■ **Materials provided**

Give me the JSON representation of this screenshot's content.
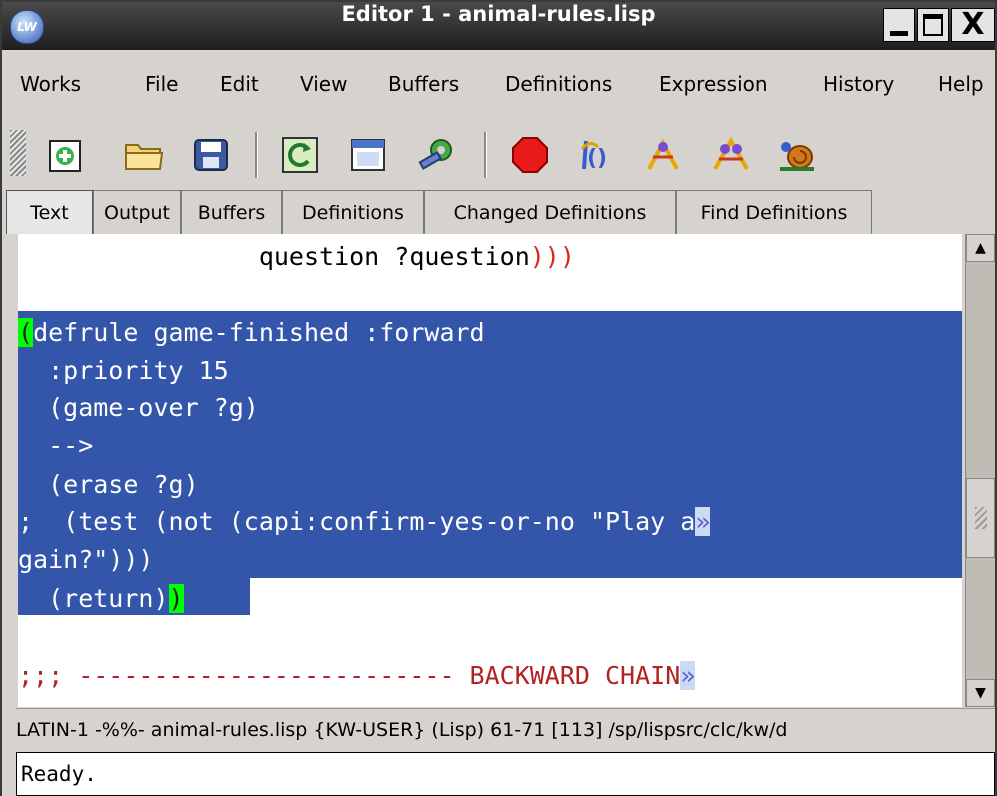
{
  "window": {
    "title": "Editor 1 - animal-rules.lisp",
    "app_icon_label": "LW",
    "close_glyph": "X"
  },
  "menu": [
    "Works",
    "File",
    "Edit",
    "View",
    "Buffers",
    "Definitions",
    "Expression",
    "History",
    "Help"
  ],
  "toolbar": {
    "buttons": [
      "new-file-icon",
      "open-folder-icon",
      "save-disk-icon",
      "refresh-buffer-icon",
      "window-icon",
      "wrench-gear-icon",
      "stop-icon",
      "evaluate-icon",
      "compile-icon",
      "compile-buffer-icon",
      "snail-icon"
    ]
  },
  "tabs": [
    "Text",
    "Output",
    "Buffers",
    "Definitions",
    "Changed Definitions",
    "Find Definitions"
  ],
  "active_tab": "Text",
  "editor": {
    "line1_text": "                question ?question",
    "line1_parens": ")))",
    "rule_open_paren": "(",
    "rule_line1": "defrule game-finished :forward",
    "rule_line2": "  :priority 15",
    "rule_line3": "  (game-over ?g)",
    "rule_line4": "  -->",
    "rule_line5": "  (erase ?g)",
    "rule_line6": ";  (test (not (capi:confirm-yes-or-no \"Play a",
    "rule_line7": "gain?\")))",
    "rule_line8": "  (return)",
    "rule_close_paren": ")",
    "comment_semis": ";;;",
    "comment_dashes": " ------------------------- BACKWARD CHAIN",
    "continuation": "»"
  },
  "colors": {
    "selection": "#3355aa",
    "paren_match": "#00ff00",
    "paren_red": "#e0201a",
    "comment": "#b22222"
  },
  "status": {
    "mode_line": "LATIN-1 -%%- animal-rules.lisp   {KW-USER} (Lisp) 61-71 [113] /sp/lispsrc/clc/kw/d",
    "echo": "Ready."
  }
}
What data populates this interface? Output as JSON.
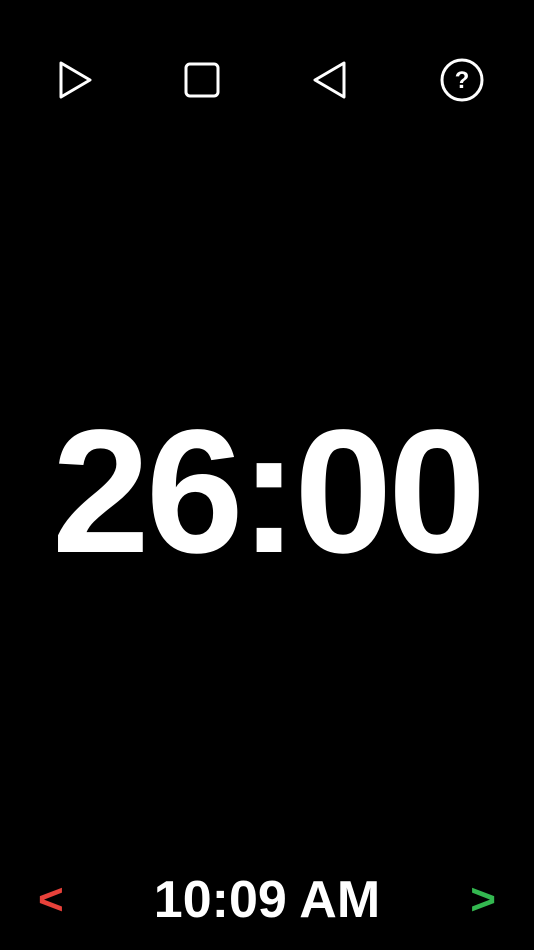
{
  "colors": {
    "background": "#000000",
    "foreground": "#ffffff",
    "prev_arrow": "#e8413a",
    "next_arrow": "#33b850"
  },
  "toolbar": {
    "play_icon": "play-icon",
    "stop_icon": "stop-icon",
    "back_icon": "back-triangle-icon",
    "help_icon": "help-icon",
    "help_glyph": "?"
  },
  "timer": {
    "display": "26:00"
  },
  "footer": {
    "prev_label": "<",
    "clock": "10:09 AM",
    "next_label": ">"
  }
}
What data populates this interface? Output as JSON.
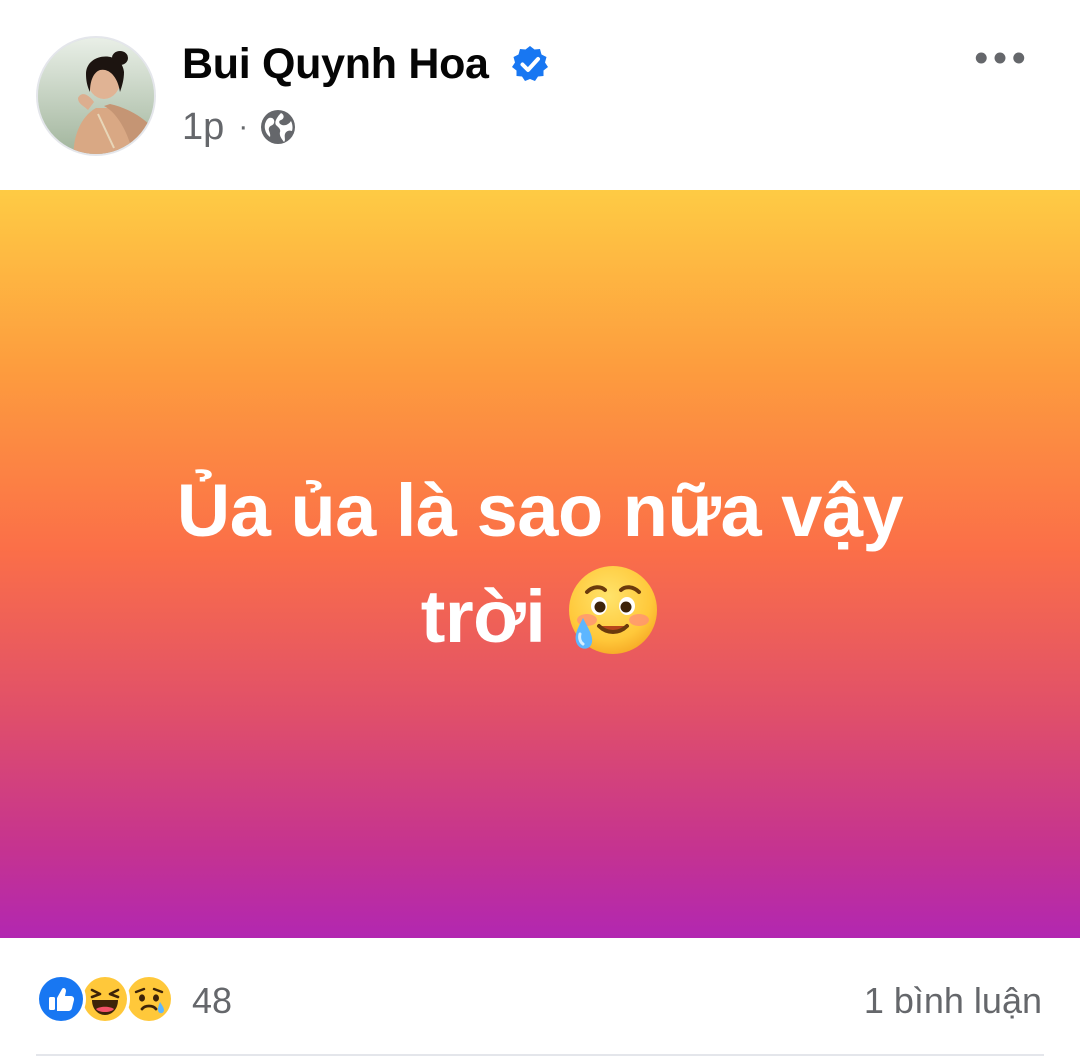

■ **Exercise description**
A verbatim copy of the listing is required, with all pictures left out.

■ **Result of the task**
Give me the JSON representation of this screenshot's content.
{
  "window": {
    "title": "Editor 1 - animal-rules.lisp",
    "app_icon_label": "LW",
    "close_glyph": "X"
  },
  "menu": [
    "Works",
    "File",
    "Edit",
    "View",
    "Buffers",
    "Definitions",
    "Expression",
    "History",
    "Help"
  ],
  "toolbar": {
    "buttons": [
      "new-file-icon",
      "open-folder-icon",
      "save-disk-icon",
      "refresh-buffer-icon",
      "window-icon",
      "wrench-gear-icon",
      "stop-icon",
      "evaluate-icon",
      "compile-icon",
      "compile-buffer-icon",
      "snail-icon"
    ]
  },
  "tabs": [
    "Text",
    "Output",
    "Buffers",
    "Definitions",
    "Changed Definitions",
    "Find Definitions"
  ],
  "active_tab": "Text",
  "editor": {
    "line1_text": "                question ?question",
    "line1_parens": ")))",
    "rule_open_paren": "(",
    "rule_line1": "defrule game-finished :forward",
    "rule_line2": "  :priority 15",
    "rule_line3": "  (game-over ?g)",
    "rule_line4": "  -->",
    "rule_line5": "  (erase ?g)",
    "rule_line6": ";  (test (not (capi:confirm-yes-or-no \"Play a",
    "rule_line7": "gain?\")))",
    "rule_line8": "  (return)",
    "rule_close_paren": ")",
    "comment_semis": ";;;",
    "comment_dashes": " ------------------------- BACKWARD CHAIN",
    "continuation": "»"
  },
  "colors": {
    "selection": "#3355aa",
    "paren_match": "#00ff00",
    "paren_red": "#e0201a",
    "comment": "#b22222"
  },
  "status": {
    "mode_line": "LATIN-1 -%%- animal-rules.lisp   {KW-USER} (Lisp) 61-71 [113] /sp/lispsrc/clc/kw/d",
    "echo": "Ready."
  }
}
What data populates this interface? Output as JSON.
{
  "colors": {
    "background": "#000000",
    "foreground": "#ffffff",
    "prev_arrow": "#e8413a",
    "next_arrow": "#33b850"
  },
  "toolbar": {
    "play_icon": "play-icon",
    "stop_icon": "stop-icon",
    "back_icon": "back-triangle-icon",
    "help_icon": "help-icon",
    "help_glyph": "?"
  },
  "timer": {
    "display": "26:00"
  },
  "footer": {
    "prev_label": "<",
    "clock": "10:09 AM",
    "next_label": ">"
  }
}
What data populates this interface? Output as JSON.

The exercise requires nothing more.